Home > News and views > View all

The partial eclipse – a guide to safe viewing and teaching resources

Published: Mar 12, 2015 5 min read

James de Winter

What are you doing on the morning of Friday 20 March?


I hope by now that you know the answer to this question. Equally I hope that your answer is not “run screaming from the fields thinking that a giant monster is eating the sun and that the world is about to end”. It’s easy to joke that those who saw eclipses as terrifying, inexplicable things that signalled the end of the world as fools but it’s not that unreasonable when you consider that the sun going dark, without warning is quite a remarkable and in many cases, once in a lifetime experience.

It’s quite a testament to the power of science and the predictability of the solar system that we can know, with such precision what will happen and when.

For us in the UK, we are likely to have close to 90% of the sun blocked by the moon at around 9:30am. The sun will be quite low in the sky but it’ll still be pretty impressive to say the least if the sky is clear and if viewed safely (see note below).  Some will remember the 1999 eclipse, where parts of Cornwall experienced a full solar eclipse and if Friday goes badly then the younger amongst us can wait until 23 September 2090 when parts of the south of UK will have another full solar eclipse. For the rest of us, the 20 March represents a significant opportunity to remind us of the awe and wonder and the magic of the universe that probably got many of us into science and teaching in the first place. I will also point you in the direction of some teaching resources and an off the shelf presentation that you could use in school.

Viewing the eclipse safely

Much has been written elsewhere about the eclipse and this can all be easily found – so all I’ll say is that it’d be a real shame if we weren’t all able to do something that morning. Instead, here are a couple of interesting eclipse based facts that you might not know, to throw into conversation on 20 March.

Hopefully everyone realises how dangerous it can be to look directly at the sun with anything other than specifically designed glasses or a viewer. You simply must not do it.  The National STEM Centre has full details of ways to look at the eclipse safely, this is one of the resources originally from the Royal Astronomical Society.

Solar eclipse interesting facts

Halley did more than name a comet

Edmond Halley is perhaps most famous for his comet, last seen in 1986 and next due to be visible in 2061 reminding us that we sometimes need patience to be an astronomer. He predicted with impressive accuracy the full solar eclipse that cast a shadow across most of Southern England on 3 May 1715. That eclipse lasted three minutes 33 seconds and he managed to get its location within 30 miles and he was only four minutes out. Not bad for a world without calculators.

The Mountains of the Moon, beads and diamonds

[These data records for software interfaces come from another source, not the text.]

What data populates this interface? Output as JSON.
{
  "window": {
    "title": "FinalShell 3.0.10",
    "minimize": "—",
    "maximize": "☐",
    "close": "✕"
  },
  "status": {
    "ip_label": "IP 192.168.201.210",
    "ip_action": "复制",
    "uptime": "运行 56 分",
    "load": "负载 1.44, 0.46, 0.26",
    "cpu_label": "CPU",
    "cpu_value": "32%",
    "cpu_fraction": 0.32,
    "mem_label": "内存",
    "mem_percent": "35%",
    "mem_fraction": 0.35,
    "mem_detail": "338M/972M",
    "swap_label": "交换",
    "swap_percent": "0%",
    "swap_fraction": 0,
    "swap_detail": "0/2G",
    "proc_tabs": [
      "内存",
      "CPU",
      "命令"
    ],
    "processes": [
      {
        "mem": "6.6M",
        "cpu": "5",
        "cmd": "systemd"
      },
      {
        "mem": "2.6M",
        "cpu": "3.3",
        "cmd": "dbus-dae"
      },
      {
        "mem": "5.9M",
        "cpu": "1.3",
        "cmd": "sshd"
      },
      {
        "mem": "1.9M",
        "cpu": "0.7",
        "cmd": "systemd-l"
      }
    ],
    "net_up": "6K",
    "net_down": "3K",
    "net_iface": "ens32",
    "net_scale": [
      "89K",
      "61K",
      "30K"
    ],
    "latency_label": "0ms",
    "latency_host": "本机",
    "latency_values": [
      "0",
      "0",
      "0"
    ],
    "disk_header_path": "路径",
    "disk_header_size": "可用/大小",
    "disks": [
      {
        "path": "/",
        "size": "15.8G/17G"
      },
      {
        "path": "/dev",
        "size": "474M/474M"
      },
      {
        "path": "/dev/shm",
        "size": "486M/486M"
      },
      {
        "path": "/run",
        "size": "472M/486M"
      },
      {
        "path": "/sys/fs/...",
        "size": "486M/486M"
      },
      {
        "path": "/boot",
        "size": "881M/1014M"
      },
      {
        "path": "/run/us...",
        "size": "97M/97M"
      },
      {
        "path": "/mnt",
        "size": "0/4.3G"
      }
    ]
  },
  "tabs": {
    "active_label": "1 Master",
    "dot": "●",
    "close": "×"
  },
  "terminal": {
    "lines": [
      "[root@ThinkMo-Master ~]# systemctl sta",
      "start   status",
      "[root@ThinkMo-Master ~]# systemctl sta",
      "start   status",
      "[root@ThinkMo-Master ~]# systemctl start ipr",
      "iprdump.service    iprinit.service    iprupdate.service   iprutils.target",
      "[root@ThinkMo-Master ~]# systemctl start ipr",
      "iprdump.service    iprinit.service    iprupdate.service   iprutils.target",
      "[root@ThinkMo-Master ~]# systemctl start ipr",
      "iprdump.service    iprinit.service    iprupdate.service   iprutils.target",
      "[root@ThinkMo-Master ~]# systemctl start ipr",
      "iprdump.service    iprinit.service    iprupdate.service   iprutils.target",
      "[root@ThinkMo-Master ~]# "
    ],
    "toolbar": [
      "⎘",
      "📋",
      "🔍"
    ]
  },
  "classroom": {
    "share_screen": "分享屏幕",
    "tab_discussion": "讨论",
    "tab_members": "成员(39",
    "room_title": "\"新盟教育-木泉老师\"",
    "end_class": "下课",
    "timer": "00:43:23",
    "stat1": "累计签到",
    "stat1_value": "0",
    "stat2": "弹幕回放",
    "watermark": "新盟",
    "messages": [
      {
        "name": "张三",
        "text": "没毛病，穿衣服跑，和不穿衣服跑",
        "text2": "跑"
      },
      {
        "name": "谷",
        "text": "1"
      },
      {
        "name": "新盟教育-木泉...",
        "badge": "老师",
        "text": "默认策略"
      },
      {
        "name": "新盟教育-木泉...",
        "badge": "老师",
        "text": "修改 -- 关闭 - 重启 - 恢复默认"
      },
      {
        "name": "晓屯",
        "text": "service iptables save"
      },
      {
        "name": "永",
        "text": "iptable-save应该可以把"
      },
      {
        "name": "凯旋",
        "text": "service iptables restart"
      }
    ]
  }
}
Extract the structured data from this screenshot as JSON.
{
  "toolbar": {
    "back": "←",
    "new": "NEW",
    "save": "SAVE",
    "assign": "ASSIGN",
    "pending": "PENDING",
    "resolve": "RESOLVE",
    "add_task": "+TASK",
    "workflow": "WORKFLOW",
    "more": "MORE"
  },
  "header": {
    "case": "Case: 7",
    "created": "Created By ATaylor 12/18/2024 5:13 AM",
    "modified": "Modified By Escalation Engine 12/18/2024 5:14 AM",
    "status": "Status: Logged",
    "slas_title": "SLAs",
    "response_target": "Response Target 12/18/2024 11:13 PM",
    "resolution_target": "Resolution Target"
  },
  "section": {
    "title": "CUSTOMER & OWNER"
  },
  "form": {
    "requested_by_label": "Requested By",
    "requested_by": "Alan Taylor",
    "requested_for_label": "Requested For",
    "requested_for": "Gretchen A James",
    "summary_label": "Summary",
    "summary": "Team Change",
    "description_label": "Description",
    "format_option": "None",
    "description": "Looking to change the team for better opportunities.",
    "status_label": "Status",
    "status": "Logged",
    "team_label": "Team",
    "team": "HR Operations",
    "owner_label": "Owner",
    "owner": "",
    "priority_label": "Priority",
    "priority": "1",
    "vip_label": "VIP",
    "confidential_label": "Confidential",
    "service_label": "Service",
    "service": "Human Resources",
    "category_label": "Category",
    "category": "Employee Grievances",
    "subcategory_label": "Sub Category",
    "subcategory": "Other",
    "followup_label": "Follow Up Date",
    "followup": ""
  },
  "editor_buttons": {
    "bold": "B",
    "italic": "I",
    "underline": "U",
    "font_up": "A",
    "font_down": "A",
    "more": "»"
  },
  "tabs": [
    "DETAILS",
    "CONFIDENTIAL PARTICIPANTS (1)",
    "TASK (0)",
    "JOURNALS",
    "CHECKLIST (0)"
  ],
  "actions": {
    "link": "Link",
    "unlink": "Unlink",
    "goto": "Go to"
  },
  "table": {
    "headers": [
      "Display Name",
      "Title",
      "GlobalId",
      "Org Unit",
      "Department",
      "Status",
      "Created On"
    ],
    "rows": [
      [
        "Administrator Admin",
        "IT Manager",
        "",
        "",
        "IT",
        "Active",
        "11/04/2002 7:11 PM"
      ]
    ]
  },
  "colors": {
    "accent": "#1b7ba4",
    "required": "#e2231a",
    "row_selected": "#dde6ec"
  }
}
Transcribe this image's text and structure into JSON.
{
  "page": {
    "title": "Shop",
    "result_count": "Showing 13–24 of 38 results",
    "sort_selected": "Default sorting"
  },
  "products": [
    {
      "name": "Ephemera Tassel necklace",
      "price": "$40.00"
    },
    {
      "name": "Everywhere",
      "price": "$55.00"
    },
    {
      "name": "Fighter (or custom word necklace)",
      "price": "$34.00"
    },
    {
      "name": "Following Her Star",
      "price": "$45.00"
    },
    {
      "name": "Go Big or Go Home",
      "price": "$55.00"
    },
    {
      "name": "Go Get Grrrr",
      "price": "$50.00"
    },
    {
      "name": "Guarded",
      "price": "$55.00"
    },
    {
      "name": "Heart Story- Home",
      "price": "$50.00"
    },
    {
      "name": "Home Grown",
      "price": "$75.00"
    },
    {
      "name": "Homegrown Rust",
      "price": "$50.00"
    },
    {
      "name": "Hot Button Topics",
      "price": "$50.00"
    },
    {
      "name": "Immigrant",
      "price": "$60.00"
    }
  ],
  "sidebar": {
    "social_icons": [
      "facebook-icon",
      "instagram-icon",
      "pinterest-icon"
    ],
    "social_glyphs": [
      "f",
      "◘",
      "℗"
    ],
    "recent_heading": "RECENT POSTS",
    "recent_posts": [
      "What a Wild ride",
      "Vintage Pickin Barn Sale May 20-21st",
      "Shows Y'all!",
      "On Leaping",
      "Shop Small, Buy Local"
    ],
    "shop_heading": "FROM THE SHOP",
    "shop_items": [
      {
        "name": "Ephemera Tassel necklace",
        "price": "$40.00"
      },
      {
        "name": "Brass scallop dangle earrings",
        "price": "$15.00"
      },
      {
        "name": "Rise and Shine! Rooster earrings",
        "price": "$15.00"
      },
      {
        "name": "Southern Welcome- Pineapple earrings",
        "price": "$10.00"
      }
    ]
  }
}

Whilst we won’t see a full solar eclipse here in the UK, if you did it would be possible to see a rather amazing phenomena called Baily’s Beads. As the moon moves in front of the Sun and blocks out the light, because the surface of the moon is not completely smooth at certain points the sunlight can pass through some parts of the edge of the moon and in other places not, causing ‘beads’ of light to appear where the light can pass. At one point as the total eclipse is almost formed, where there is only one of these beads, you can observe an effect called a diamond ring – where there is just one bright bead of light and a ring around the silhouette of the moon making it look just a, you guessed it, diamond ring.

Solar eclipse presentation for your classroom

David Smith from Highgate School and The Institute of Physics (IOP) produced a great slideshow that draws together some great images that are freely floating around the internet. Some with more detail of the 1715 eclipse; where you might see the total eclipse (if you avoid the polar bears) and a look at where and when the next ones will be. It’s available on the Triple Science Physics community group on the National STEM Centre Website. You need to register to get at the files but it’s free, quick and easy to do so.

 More astronomy resources

If the eclipse stirs your or some of your students interest then, when logged into the community, there are more astronomy resources in astronomy topic in the physics group:

There is also a separate astronomy community group managed by Tom Lyons ESERO Teacher Fellow that is open to all and has more riches.

A complete history of stars and space in a few hours

If you want to get up to speed on the history of astronomy from the Greeks to the moon landings in a few hours then I’d suggest that the best place to start is the booklet Stars and Forces from the  National STEM Centre eLibrary. It’s a really easy read, written ever so well by Joan Solomon and is possibly the single best primer on space, gravity and the progression of thought and ideas on space I’ve read. Highly recommended.

Further eclipse references:

How to observe the partial eclipse on March 20” from the Society for Popular Astronomy

Preparing your school for the solar eclipse” from The ASE

The Met Office’s event page

The National STEM Centre will be hosting the EU’s Scientix conference in York in April 2015. One of the sessions will be led by ESERO fellow Tom Lyons who will be providing activities, resources and ideas around using space as an inspiring teaching theme for primary and secondary teachers. This is a free conference, totally funded by the European Union.